Market Overview

Discusses key economic indicators and trade statistics, which countries are dominant in the market, and other issues that affect trade.

Last published date: 2020-09-13

Ample opportunities for doing business exist within the Palestinian market in the West Bank and Gaza, despite the unique challenges present. While economic restrictions exist in both geographic areas, the economies of the West Bank and Gaza have grown increasingly separate since the Hamas takeover in Gaza in 2007. The subsequent imposition of security restrictions by Israel and Egypt on the type of goods that enter the Gaza Strip has made it very difficult to enter the market there. The West Bank economy (comprising for the purposes of this guide Areas A and B under Palestinian Authority (PA) administrative control), on the other hand, has shown growth in past years before a more recent downturn.

  • In 2018, the Nominal GDP of the West Bank and Gaza was estimated at $14.7 billion and per capita GDP was $3,000.

  • In 2018, the Palestinian population stands at 4.9 million with 3 million in the West Bank and 1.9 million in Gaza, according to the Palestinian Central Bureau of Statistics. Thirty-nine percent of the population is under 14 years.

  • Despite relatively low per capita GDP, there is a sizeable middle/upper-middle class in the West Bank. The West Bank and Gaza boast one of the highest per capita rates of university graduates in the Arab world. Palestinians have a long-standing tradition of spending generously on higher education, which is regarded as an asset.
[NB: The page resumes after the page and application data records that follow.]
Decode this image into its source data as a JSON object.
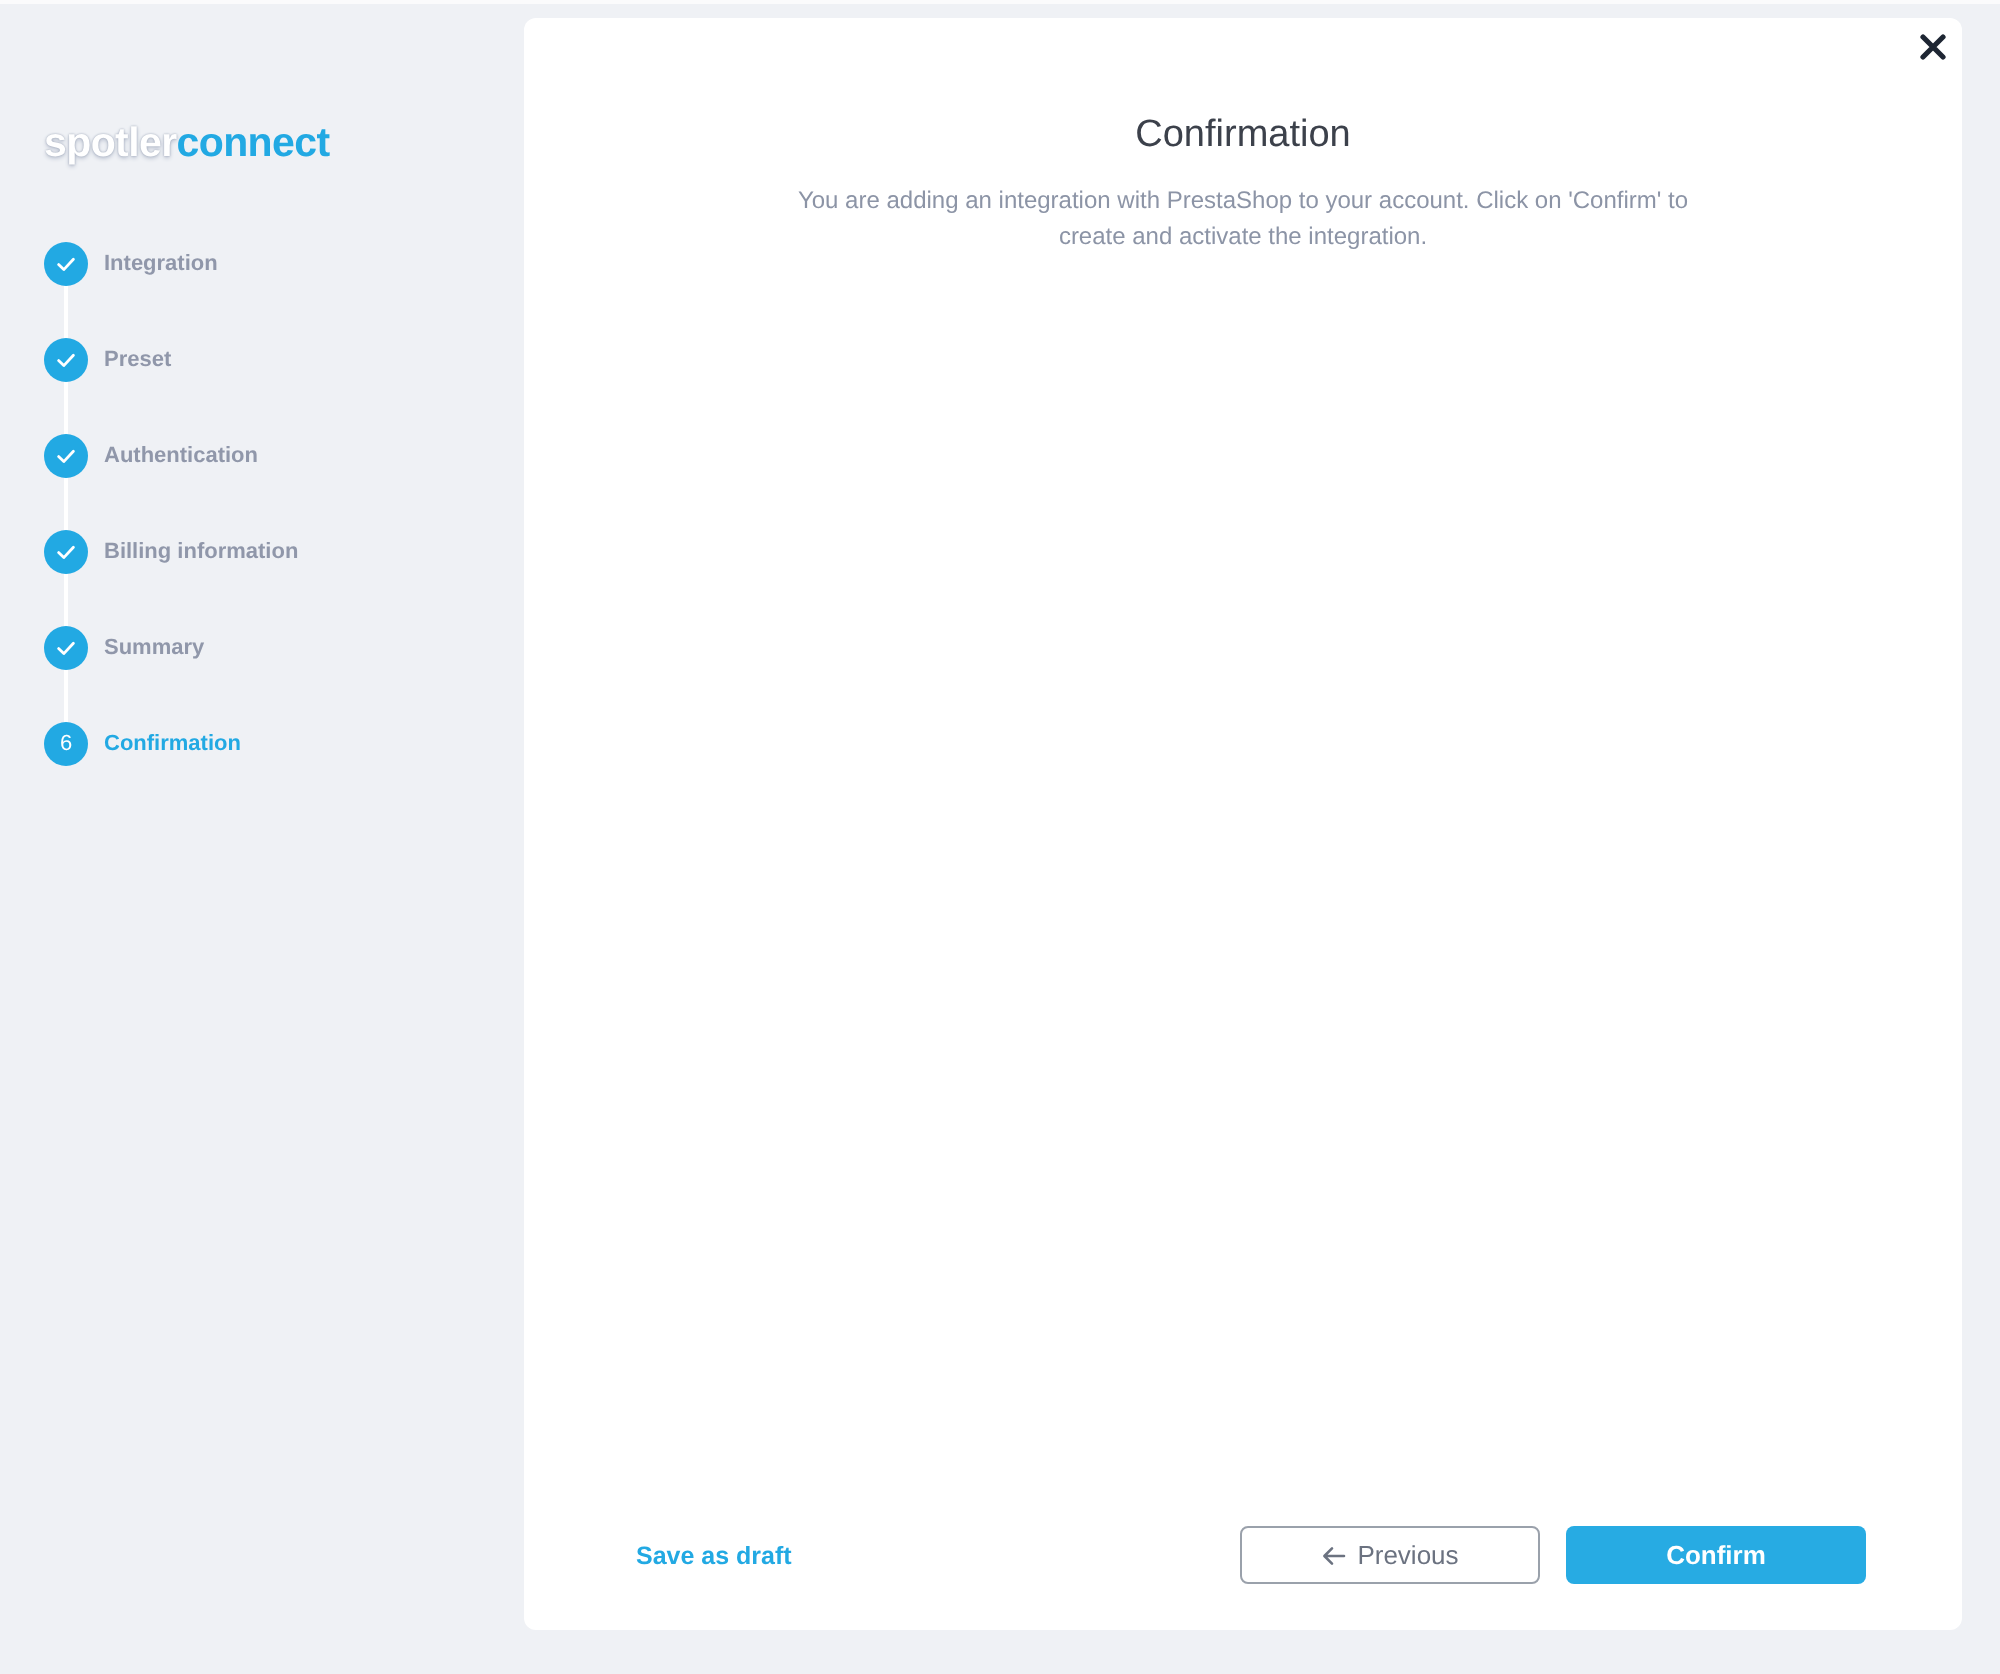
{
  "logo": {
    "part_1": "spotler",
    "part_2": "connect"
  },
  "steps": [
    {
      "label": "Integration",
      "completed": true,
      "selected": false
    },
    {
      "label": "Preset",
      "completed": true,
      "selected": false
    },
    {
      "label": "Authentication",
      "completed": true,
      "selected": false
    },
    {
      "label": "Billing information",
      "completed": true,
      "selected": false
    },
    {
      "label": "Summary",
      "completed": true,
      "selected": false
    },
    {
      "label": "Confirmation",
      "number": "6",
      "completed": false,
      "selected": true
    }
  ],
  "dialog": {
    "title": "Confirmation",
    "description": "You are adding an integration with PrestaShop to your account. Click on 'Confirm' to create and activate the integration."
  },
  "footer": {
    "save_draft": "Save as draft",
    "previous": "Previous",
    "confirm": "Confirm"
  }
}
  • In 2018, Palestinian imports of goods and services reached $8.73 billion and exports were $2.9 billion.¬† West Bank and Gaza imports come mostly from Israel, Turkey, and China; imports from Jordan have risen in recent years.

  • The Palestinian market relies heavily on Israel as a trading partner; it accounts for around 82.5% of total Palestinian imports and around 55% of Palestinian exports. Business people within the West Bank are eager to diversify the number and location of their trading partners.

  • In 2018, imports from the United States, both direct and indirect, were estimated by the U.S. Commercial Service at $800 million.

  • The information technology sector is a growing area of the Palestinian market, as are cellular and landline telephone services. Palestinian stone and marble exports have remained strong, in particular to the United States. The handicraft market has begun to expand into export markets for a range of products.

  • International donor investment in basic and social infrastructure in the West Bank and Gaza will continue to present opportunities for U.S. contractors despite recent declines in overall investment. Between 1994 and 2017, the U.S. Agency for International Development (USAID) provided more than $5.5 billion in economic assistance to Palestinians living in the West Bank and Gaza. However, USAID programs were halted in 2018.

Top five reasons why U.S. Companies should consider exporting to the West Bank and Gaza:

  1. Duty free treatment for American imports

  2. Market relies on importing 90% of its needs

  3. American products are perceived to be of high quality

  4. Small but growing market population growing at an estimated at 3% per year

  5. Ease of getting paid through an efficient banking sector